Business Innovation Weeks – taking the initiative

Posted on 7th Nov 2019 in University Study, Switzerland

Business School Lausanne is employing innovative teaching methods combined with pioneering educational philosophies to create the next generation of entrepreneurial business leaders

As the old adage goes, change is the only constant in life. Many business and leadership experts talk of the necessity of managers to be able to lead effectively in what is now often termed as a VUCA world. This principle of Volatility, Uncertainty, Complexity and Ambiguity has created the need for traditional business education to re-examine itself and look at whether established theories and models used in the field still have the relevance to meet the requirements of such a changing world.

Going back over its 30-year history, Business School Lausanne (BSL) has always taken pride in challenging the way things have been done. From being the first business school in Europe to have its programs accredited by the Accreditation Council for Business Schools and Programs (ACBSP) back in 1996, to embracing the principles of sustainability in the core curriculum of its programs, BSL has always looked for the latest learnings to guide what is being taught to students. The use of ‘Global Megatrends’ in steering curriculum along with VUCA thinking has resulted in BSL looking at how it can best serve its pupil’s learning and broader development.

An immersive exercise in new thinking

One such concept is the aptly named Business Innovation Weeks (BIW) that was held on the campus recently. This exciting and issue-centred learning event involved BSL students across all programs, staff and faculty along with external representatives from NGOs, companies, entrepreneurs and institutions. During the BIW, participants advanced their thinking by working in varied groups on specific issues. The structure being via framework compromising areas such as innovation process, idea generation, business design, communications design and digital positioning. The scenario in this case was to create, develop and potentially scale a viable start-up business by actively collaborating on business-driven solutions to achieve success.

One of the key themes of the BIW is the diverse teams working together towards a common goal. “It was interesting to distribute roles and decision making power in the groups, each person was able to have authority on a specific day giving a shared empowerment,” says Arman Danielyan, a current Masters in International Business student and BSL Business Administration Bachelors graduate.“To undertake peer-to-peer teaching was a whole new experience. It is one thing to give a presentation in class but to be the actual “teacher” is a whole different story!”

Learning through collaboration

The BIW provides an excellent example of the collaborative nature of BSL. With over 60 different nationalities attending the school, students develop an important global network for life. Added to this is a teaching staff of professors who are also experienced business practitioners, regular guest speakers and corporate visits. This combination of key resources allows students to make valuable connections and gain a deeper understanding that will assist in their preparation for their professional future.

However, this collaborative outlook is not just limited to Switzerland.
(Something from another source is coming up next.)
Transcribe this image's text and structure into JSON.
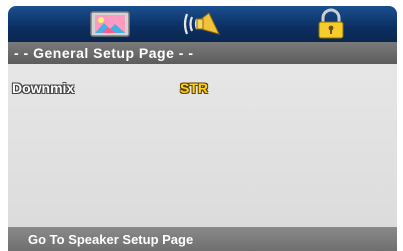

Bachelors of Business Administration (BBA) students have the option of taking a Double Degree (in conjunction with Dublin Business School or UPEC, Paris) while Masters in International Business (MIB) participants can take up the option for an exchange at Renmin University of China in Beijing as part of their final Capstone studies. Add to this the internship options that can potentially feature in both the MIB and BBA programs and this provides excellent exposure to both global business understanding and building career skills while studying for a recognized degree from a prestigious international institution.

An Entrepreneurial Mindset

A constant that runs through all of the studies held at BSL and that is epitomized by the BIW activity, is that of moulding students to have the ability to think in entrepreneurial terms. Of the various qualities, that modern business requires in a VUCA environment it is perhaps this that is regarded as the most vital, -providing as it does a resilient way forward for triggering innovation, development and growth both personally and professionally. Classes at BSL consist of up to only 22 students, which allows for personal attention and support from professors to assist in developing such an outlook among a broader skill set. By providing a unique educational experience through established methodologies coupled with creative innovations, BSL creates graduates who have a clear understanding of both their own future personal and professional development for the years to come.

This article first appeared in the 2019/20 edition of John Catt's Guide to International Schools. You can read the digital version of the guidebook here: